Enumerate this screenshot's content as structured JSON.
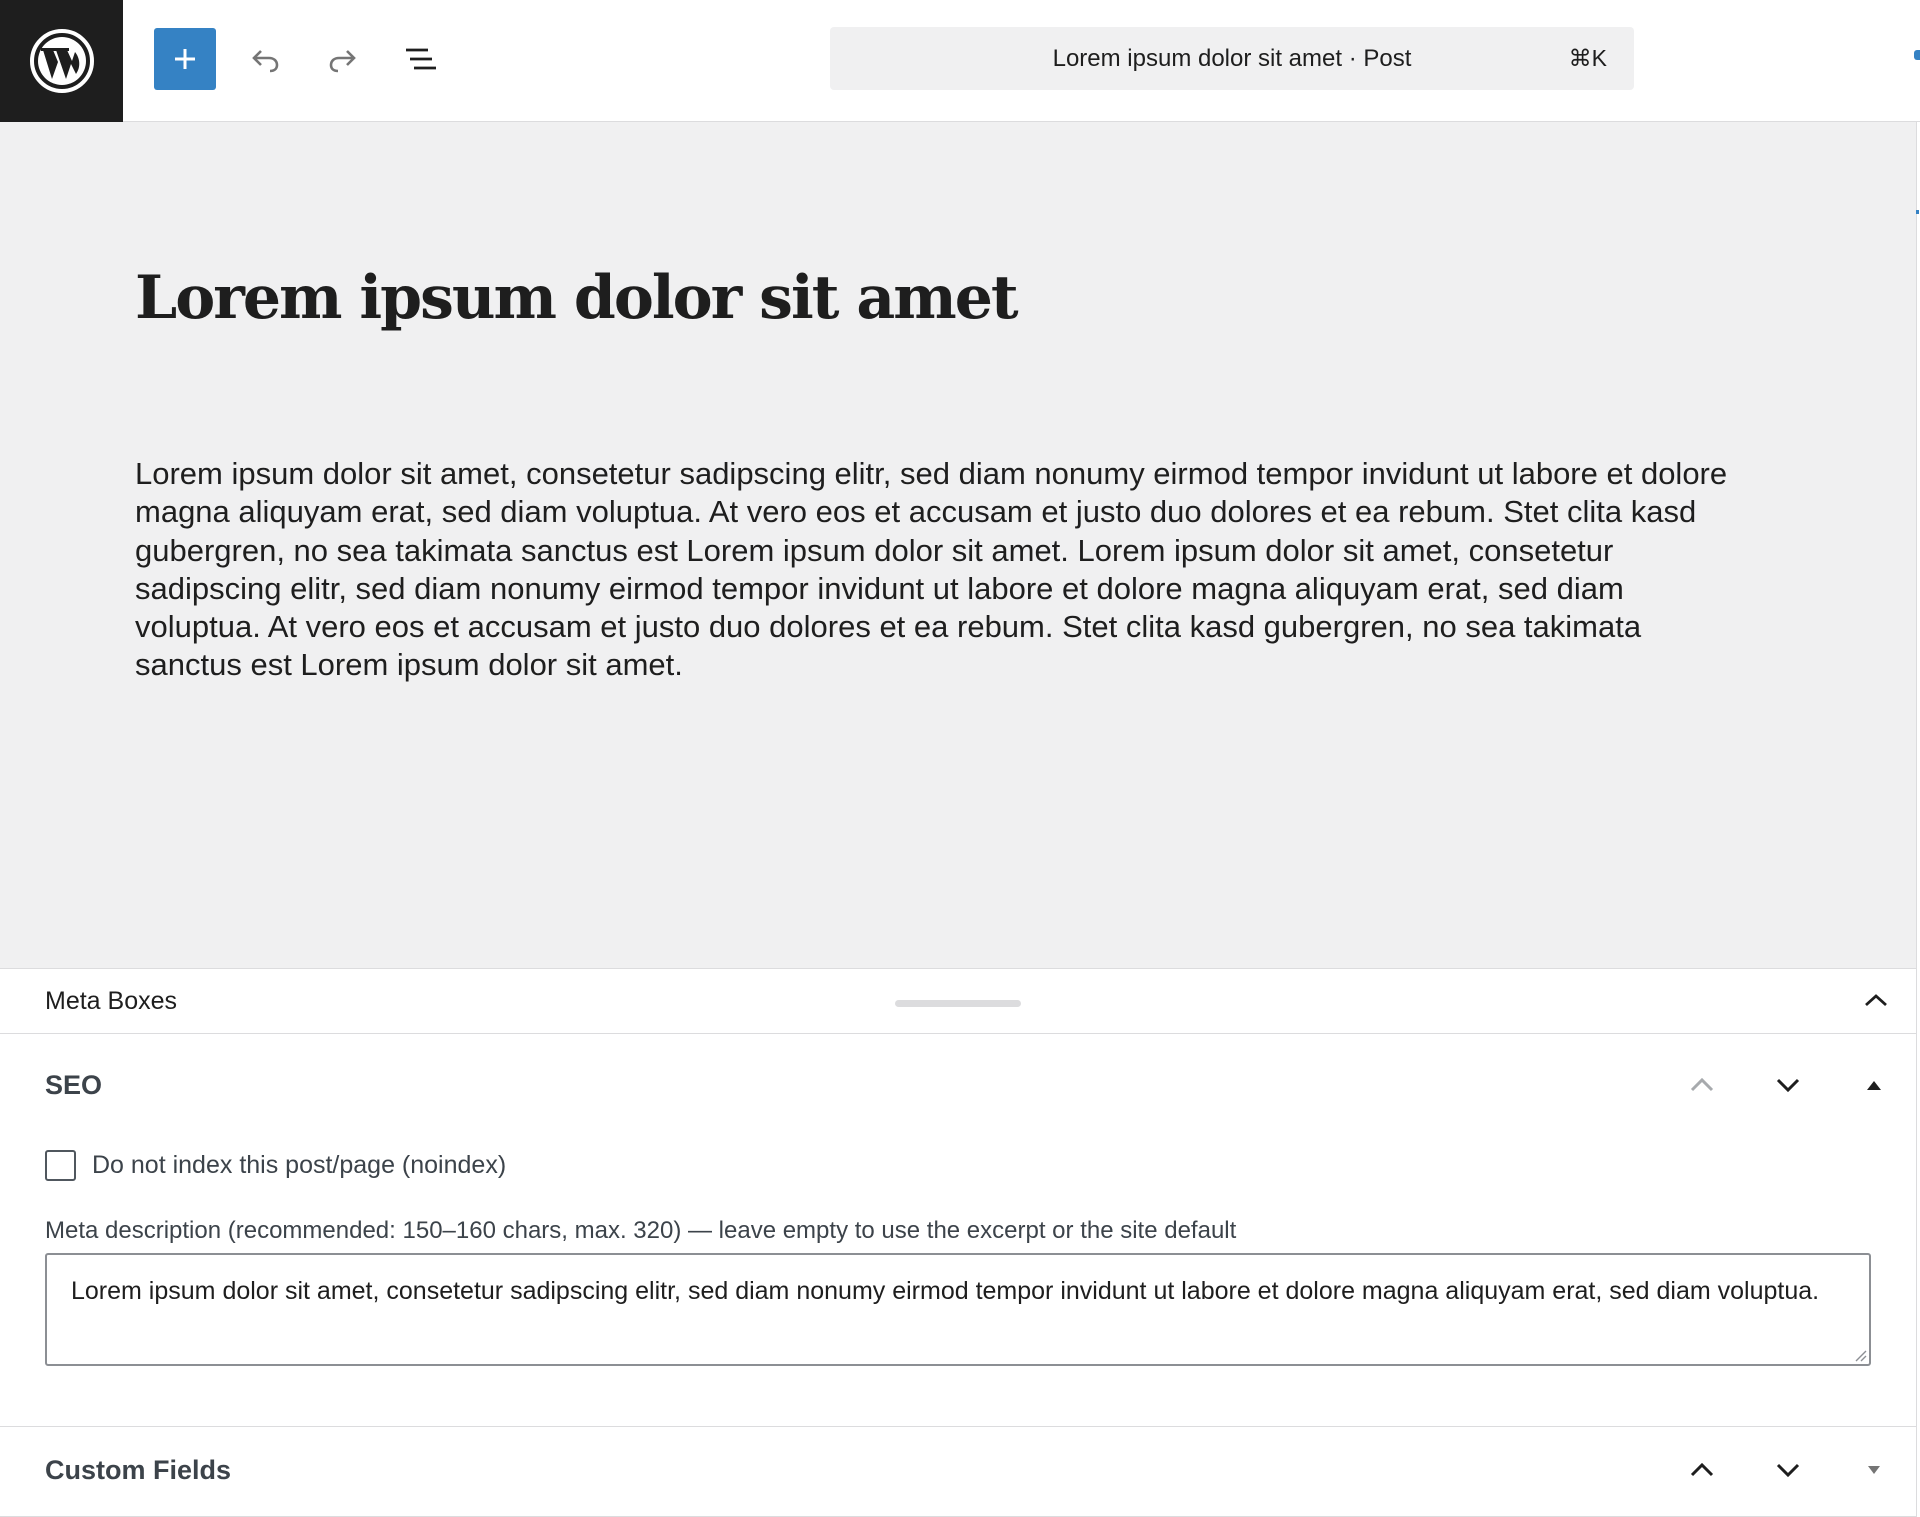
{
  "toolbar": {
    "logo_icon": "wordpress-logo",
    "add_block_icon": "plus-icon",
    "undo_icon": "undo-icon",
    "redo_icon": "redo-icon",
    "document_overview_icon": "list-view-icon",
    "command_title": "Lorem ipsum dolor sit amet · Post",
    "command_shortcut": "⌘K",
    "accent_color": "#3582c4"
  },
  "editor": {
    "post_title": "Lorem ipsum dolor sit amet",
    "post_body": "Lorem ipsum dolor sit amet, consetetur sadipscing elitr, sed diam nonumy eirmod tempor invidunt ut labore et dolore magna aliquyam erat, sed diam voluptua. At vero eos et accusam et justo duo dolores et ea rebum. Stet clita kasd gubergren, no sea takimata sanctus est Lorem ipsum dolor sit amet. Lorem ipsum dolor sit amet, consetetur sadipscing elitr, sed diam nonumy eirmod tempor invidunt ut labore et dolore magna aliquyam erat, sed diam voluptua. At vero eos et accusam et justo duo dolores et ea rebum. Stet clita kasd gubergren, no sea takimata sanctus est Lorem ipsum dolor sit amet."
  },
  "meta_boxes": {
    "title": "Meta Boxes",
    "toggle_icon": "chevron-up-icon",
    "seo": {
      "title": "SEO",
      "noindex_label": "Do not index this post/page (noindex)",
      "noindex_checked": false,
      "meta_description_label": "Meta description (recommended: 150–160 chars, max. 320) — leave empty to use the excerpt or the site default",
      "meta_description_value": "Lorem ipsum dolor sit amet, consetetur sadipscing elitr, sed diam nonumy eirmod tempor invidunt ut labore et dolore magna aliquyam erat, sed diam voluptua."
    },
    "custom_fields": {
      "title": "Custom Fields"
    }
  }
}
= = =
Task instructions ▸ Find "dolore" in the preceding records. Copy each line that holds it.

Answer box ▸
    "post_body": "Lorem ipsum dolor sit amet, consetetur sadipscing elitr, sed diam nonumy eirmod tempor invidunt ut labore et dolore magna aliquyam erat, sed diam voluptua. At vero eos et accusam et justo duo dolores et ea rebum. Stet clita kasd gubergren, no sea takimata sanctus est Lorem ipsum dolor sit amet. Lorem ipsum dolor sit amet, consetetur sadipscing elitr, sed diam nonumy eirmod tempor invidunt ut labore et dolore magna aliquyam erat, sed diam voluptua. At vero eos et accusam et justo duo dolores et ea rebum. Stet clita kasd gubergren, no sea takimata sanctus est Lorem ipsum dolor sit amet."
      "meta_description_value": "Lorem ipsum dolor sit amet, consetetur sadipscing elitr, sed diam nonumy eirmod tempor invidunt ut labore et dolore magna aliquyam erat, sed diam voluptua."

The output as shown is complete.